The Center for Military History answers the question, "How the Military Eats?"
When we want to indicate a large amount of food, we sometimes say that it's "enough to feed an army." But how is an army actually fed? This month, the Center for Military History will answer that question with a temporary exhibit called "How the Military Eats."
Composed almost entirely of artifacts from Mr. Maisel's personal collection, the exhibit consists of a wide variety of canteens, cups and mess kits, dating from the American Revolution to the present day.
Among the display's highlights are:
A WWII-era Officer's Mess Chest, complete with china plates and silverware
Original pewter plates used in the Civil War
A WWI soldier's condiment can, with compartments for sugar, coffee, and salt
An original Union soldier's canteen
A can of drinking water supplied to the American army by Anaheuser-Busch, and affixed with the company's famous eagle logo
The exhibit also features several MREs (Meals, Ready-to-eat), still in their original vacuum-sealed plastic packs.

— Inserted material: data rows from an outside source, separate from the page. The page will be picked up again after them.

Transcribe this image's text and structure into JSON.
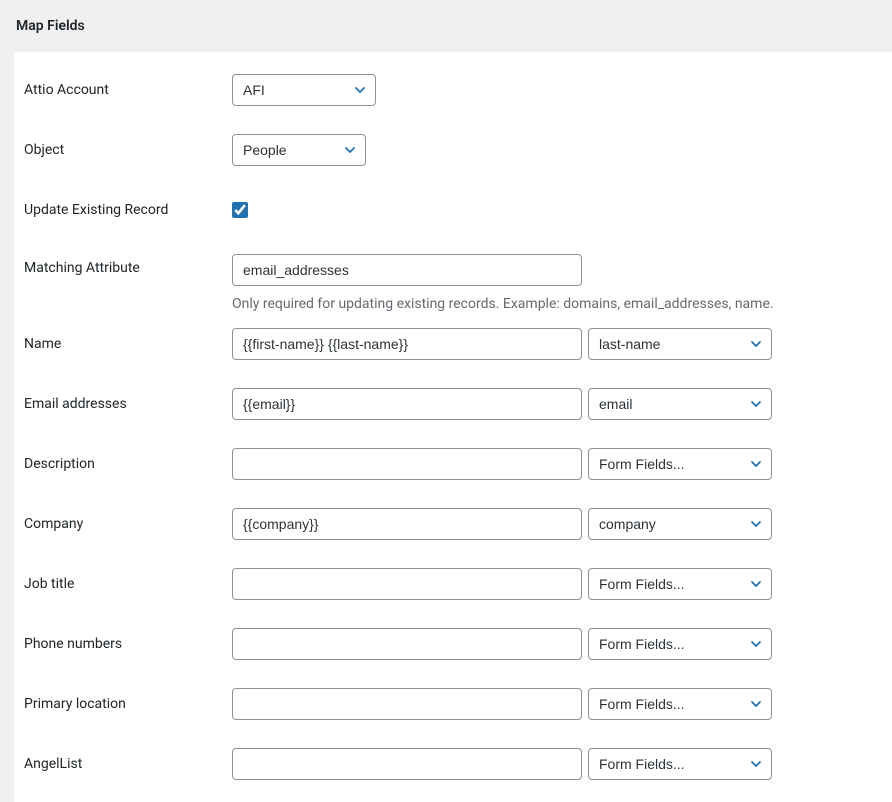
{
  "header": {
    "title": "Map Fields"
  },
  "attio_account": {
    "label": "Attio Account",
    "value": "AFI"
  },
  "object": {
    "label": "Object",
    "value": "People"
  },
  "update_existing": {
    "label": "Update Existing Record",
    "checked": true
  },
  "matching_attribute": {
    "label": "Matching Attribute",
    "value": "email_addresses",
    "helper": "Only required for updating existing records. Example: domains, email_addresses, name."
  },
  "fields": {
    "name": {
      "label": "Name",
      "text_value": "{{first-name}} {{last-name}}",
      "select_value": "last-name"
    },
    "email_addresses": {
      "label": "Email addresses",
      "text_value": "{{email}}",
      "select_value": "email"
    },
    "description": {
      "label": "Description",
      "text_value": "",
      "select_value": "Form Fields..."
    },
    "company": {
      "label": "Company",
      "text_value": "{{company}}",
      "select_value": "company"
    },
    "job_title": {
      "label": "Job title",
      "text_value": "",
      "select_value": "Form Fields..."
    },
    "phone_numbers": {
      "label": "Phone numbers",
      "text_value": "",
      "select_value": "Form Fields..."
    },
    "primary_location": {
      "label": "Primary location",
      "text_value": "",
      "select_value": "Form Fields..."
    },
    "angellist": {
      "label": "AngelList",
      "text_value": "",
      "select_value": "Form Fields..."
    }
  }
}
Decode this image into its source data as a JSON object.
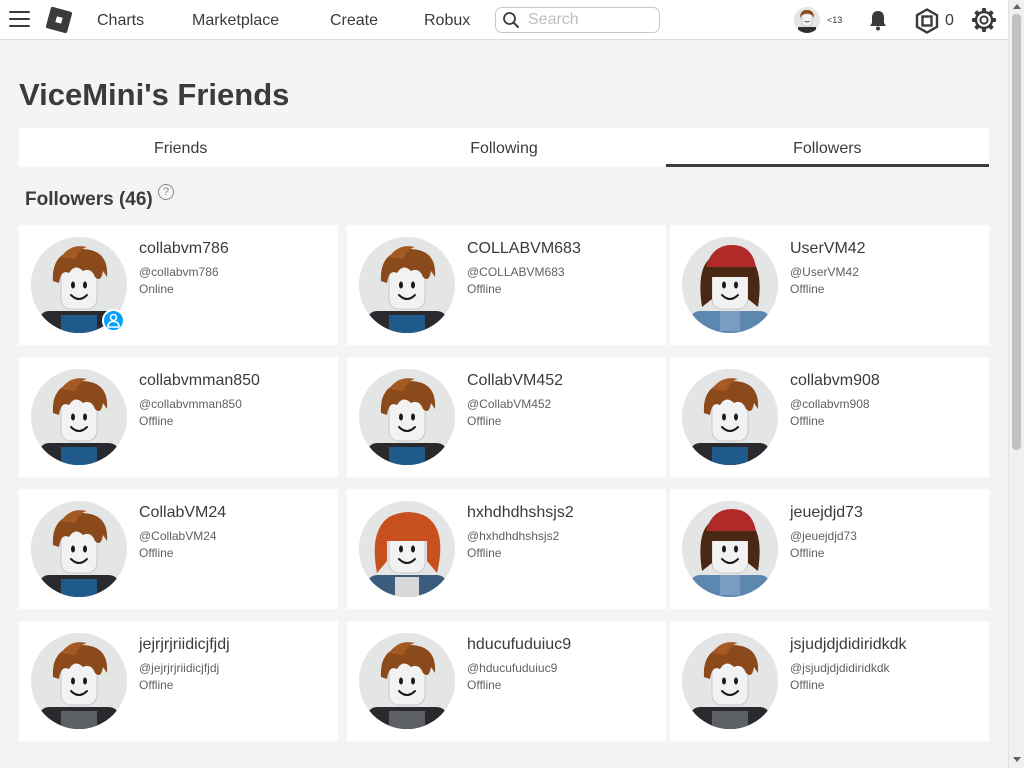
{
  "topbar": {
    "nav": [
      "Charts",
      "Marketplace",
      "Create",
      "Robux"
    ],
    "search_placeholder": "Search",
    "age_label": "<13",
    "robux_count": "0"
  },
  "page_title": "ViceMini's Friends",
  "tabs": [
    {
      "label": "Friends",
      "active": false
    },
    {
      "label": "Following",
      "active": false
    },
    {
      "label": "Followers",
      "active": true
    }
  ],
  "section_title": "Followers (46)",
  "help_label": "?",
  "colors": {
    "accent": "#393b3d",
    "online": "#00a2ff",
    "background": "#f2f4f5"
  },
  "followers": [
    {
      "name": "collabvm786",
      "handle": "@collabvm786",
      "status": "Online",
      "avatar": "bacon-blue"
    },
    {
      "name": "COLLABVM683",
      "handle": "@COLLABVM683",
      "status": "Offline",
      "avatar": "bacon-blue"
    },
    {
      "name": "UserVM42",
      "handle": "@UserVM42",
      "status": "Offline",
      "avatar": "brown-hat-denim"
    },
    {
      "name": "collabvmman850",
      "handle": "@collabvmman850",
      "status": "Offline",
      "avatar": "bacon-blue"
    },
    {
      "name": "CollabVM452",
      "handle": "@CollabVM452",
      "status": "Offline",
      "avatar": "bacon-blue"
    },
    {
      "name": "collabvm908",
      "handle": "@collabvm908",
      "status": "Offline",
      "avatar": "bacon-blue"
    },
    {
      "name": "CollabVM24",
      "handle": "@CollabVM24",
      "status": "Offline",
      "avatar": "bacon-blue"
    },
    {
      "name": "hxhdhdhshsjs2",
      "handle": "@hxhdhdhshsjs2",
      "status": "Offline",
      "avatar": "redhead-jacket"
    },
    {
      "name": "jeuejdjd73",
      "handle": "@jeuejdjd73",
      "status": "Offline",
      "avatar": "brown-hat-denim"
    },
    {
      "name": "jejrjrjriidicjfjdj",
      "handle": "@jejrjrjriidicjfjdj",
      "status": "Offline",
      "avatar": "bacon-gray"
    },
    {
      "name": "hducufuduiuc9",
      "handle": "@hducufuduiuc9",
      "status": "Offline",
      "avatar": "bacon-gray"
    },
    {
      "name": "jsjudjdjdidiridkdk",
      "handle": "@jsjudjdjdidiridkdk",
      "status": "Offline",
      "avatar": "bacon-gray"
    }
  ]
}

With enthusiasm, Mr. Maisel explains how meals can be quickly heated, using a chemical FRH, or flameless ration heater. "These days, they have a wide variety of MREs," he says, "And they're actually really tasty!"